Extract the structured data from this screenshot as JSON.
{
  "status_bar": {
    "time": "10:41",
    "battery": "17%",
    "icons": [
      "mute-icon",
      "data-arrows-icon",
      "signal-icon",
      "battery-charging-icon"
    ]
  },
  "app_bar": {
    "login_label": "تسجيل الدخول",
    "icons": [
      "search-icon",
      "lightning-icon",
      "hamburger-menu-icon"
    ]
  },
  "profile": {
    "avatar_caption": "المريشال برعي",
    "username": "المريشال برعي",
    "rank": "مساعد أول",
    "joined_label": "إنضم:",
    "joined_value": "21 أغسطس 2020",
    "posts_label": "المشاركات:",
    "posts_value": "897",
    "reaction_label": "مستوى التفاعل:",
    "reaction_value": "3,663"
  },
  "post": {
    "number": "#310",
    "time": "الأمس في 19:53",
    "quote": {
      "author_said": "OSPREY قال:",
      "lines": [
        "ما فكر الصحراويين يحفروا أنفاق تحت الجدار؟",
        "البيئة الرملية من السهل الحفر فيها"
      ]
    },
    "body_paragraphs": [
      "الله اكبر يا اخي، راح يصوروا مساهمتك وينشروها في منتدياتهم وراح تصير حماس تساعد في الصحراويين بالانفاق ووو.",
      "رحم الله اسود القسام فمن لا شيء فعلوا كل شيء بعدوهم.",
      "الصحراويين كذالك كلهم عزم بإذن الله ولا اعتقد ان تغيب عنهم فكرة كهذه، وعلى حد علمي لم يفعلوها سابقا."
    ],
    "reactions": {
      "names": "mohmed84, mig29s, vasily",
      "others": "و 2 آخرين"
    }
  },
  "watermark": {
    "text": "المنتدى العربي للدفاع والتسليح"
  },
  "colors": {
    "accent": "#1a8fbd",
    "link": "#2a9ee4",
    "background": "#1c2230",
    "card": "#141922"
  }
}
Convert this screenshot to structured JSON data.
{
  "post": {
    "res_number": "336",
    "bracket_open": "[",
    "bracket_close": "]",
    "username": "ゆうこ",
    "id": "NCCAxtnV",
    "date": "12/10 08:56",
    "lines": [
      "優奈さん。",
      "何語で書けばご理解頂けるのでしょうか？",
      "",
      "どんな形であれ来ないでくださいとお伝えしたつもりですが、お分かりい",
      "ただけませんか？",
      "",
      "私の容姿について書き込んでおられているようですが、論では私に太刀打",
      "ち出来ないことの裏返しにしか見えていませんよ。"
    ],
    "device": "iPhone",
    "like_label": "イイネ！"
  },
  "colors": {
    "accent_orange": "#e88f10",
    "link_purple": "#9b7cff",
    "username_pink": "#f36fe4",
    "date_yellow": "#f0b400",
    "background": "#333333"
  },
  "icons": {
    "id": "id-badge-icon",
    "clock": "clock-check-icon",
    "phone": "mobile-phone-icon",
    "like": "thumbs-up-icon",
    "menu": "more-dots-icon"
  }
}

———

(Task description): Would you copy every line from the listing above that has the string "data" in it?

(Exercise output):
Extract the structured data from this screenshot as JSON.
      "data-arrows-icon",
Convert this screenshot to structured JSON data.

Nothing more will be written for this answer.